Venous insulin (A), glucose (B), FFAs (C), and glycerol (D) concentrations before and after ingestion of a high-fat test meal. On one day, subjects ingested the meal during a continuous ANP infusion; on another day, they ingested a meal during placebo (PLC) infusion. *P < 0.05 vs. baseline; **P < 0.01 vs. baseline; a, P < 0.05 ANP vs. placebo. ○, ANP; •, PLC.

FIG. 3.

Changes in microdialysis subcutaneous abdominal glycerol concentration (A) and skeletal muscle glycerol concentrations (B) before and after ingestion after a test meal. On one day, subjects ingested the meal during a continuous ANP infusion; on another day, they ingested a meal during placebo (PLC) infusion. *P < 0.05 vs. baseline; **P < 0.01 vs. baseline; a, P < 0.05 ANP vs. placebo. ○, ANP; •, PLC.

FIG. 4.

Changes in energy expenditure (A) and lipid oxidation rates (B) and relative changes in systemic β-hydroxybutyrate concentrations (C) with ANP or placebo (PLC) infusions. *P < 0.05 vs. baseline; **P < 0.01 vs. baseline; a, P < 0.05 ANP vs. placebo; b, P < 0.01 ANP vs. placebo. ○, ANP; •, PLC.


J.J. is part of the Klinische Forschergruppe (KFG) 192. The Deutsche Forschungsgemeinschaft supported this work through a grant to J.J. and KFG 192. A.L.B. receives a fellowship from the Deutsche Forschungsgemeinschaft.


  • Published ahead of print at on 3 October 2008.

    A.L.B. and P.B. contributed equally to this work.

    Readers may use this article as long as the work is properly cited, the use is educational and not for profit, and the work is not altered. See for details.

    The costs of publication of this article were defrayed in part by the payment of page charges. This article must therefore be hereby marked “advertisement” in accordance with 18 U.S.C. Section 1734 solely to indicate this fact.

    • Accepted September 16, 2008.
    • Received May 15, 2008.

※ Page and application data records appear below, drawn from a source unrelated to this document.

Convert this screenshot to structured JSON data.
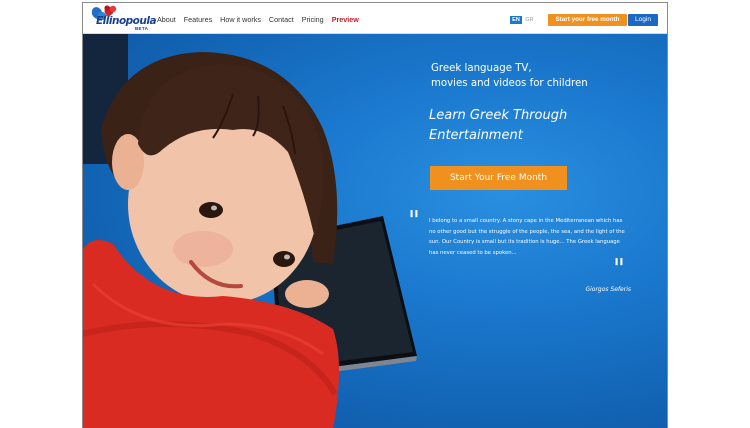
{
  "brand": {
    "name": "Ellinopoula",
    "tag": "BETA"
  },
  "nav": {
    "items": [
      {
        "label": "About"
      },
      {
        "label": "Features"
      },
      {
        "label": "How it works"
      },
      {
        "label": "Contact"
      },
      {
        "label": "Pricing"
      },
      {
        "label": "Preview"
      }
    ]
  },
  "header_actions": {
    "lang_en": "EN",
    "lang_gr": "GR",
    "start_label": "Start your free month",
    "login_label": "Login"
  },
  "hero": {
    "headline_line1": "Greek language TV,",
    "headline_line2": "movies and videos for children",
    "tagline_line1": "Learn Greek Through",
    "tagline_line2": "Entertainment",
    "cta_label": "Start Your Free Month",
    "quote": "I belong to a small country. A stony cape in the Mediterranean which has no other good but the struggle of the people, the sea, and the light of the sun. Our Country is small but its tradition is huge... The Greek language has never ceased to be spoken...",
    "quote_author": "Giorgos Seferis"
  },
  "colors": {
    "accent_orange": "#f0911f",
    "login_blue": "#1a67c4",
    "hero_blue": "#1a78cd",
    "preview_red": "#c0202b",
    "logo_navy": "#1a3f8f"
  },
  "icons": [
    "flower-logo-icon",
    "quote-open-icon",
    "quote-close-icon"
  ]
}
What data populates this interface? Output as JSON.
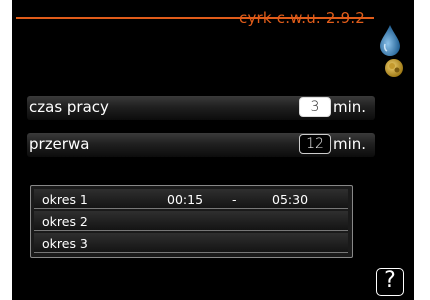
{
  "header": {
    "title": "cyrk c.w.u. 2.9.2"
  },
  "icons": {
    "top": "water-drop-icon",
    "bottom": "sun-mode-icon"
  },
  "settings": [
    {
      "label": "czas pracy",
      "value": "3",
      "unit": "min."
    },
    {
      "label": "przerwa",
      "value": "12",
      "unit": "min."
    }
  ],
  "periods": [
    {
      "label": "okres 1",
      "start": "00:15",
      "separator": "-",
      "end": "05:30"
    },
    {
      "label": "okres 2",
      "start": "",
      "separator": "",
      "end": ""
    },
    {
      "label": "okres 3",
      "start": "",
      "separator": "",
      "end": ""
    }
  ],
  "help": {
    "label": "?"
  },
  "colors": {
    "accent": "#e05c1a",
    "background": "#000000",
    "drop": "#3a7fb8"
  }
}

| Table of Contents

This Article

  1. Diabetes vol. 57 no. 12 3199-3204
  1. All Versions of this Article:
    1. db08-0649v1
    2. 57/12/3199 most recent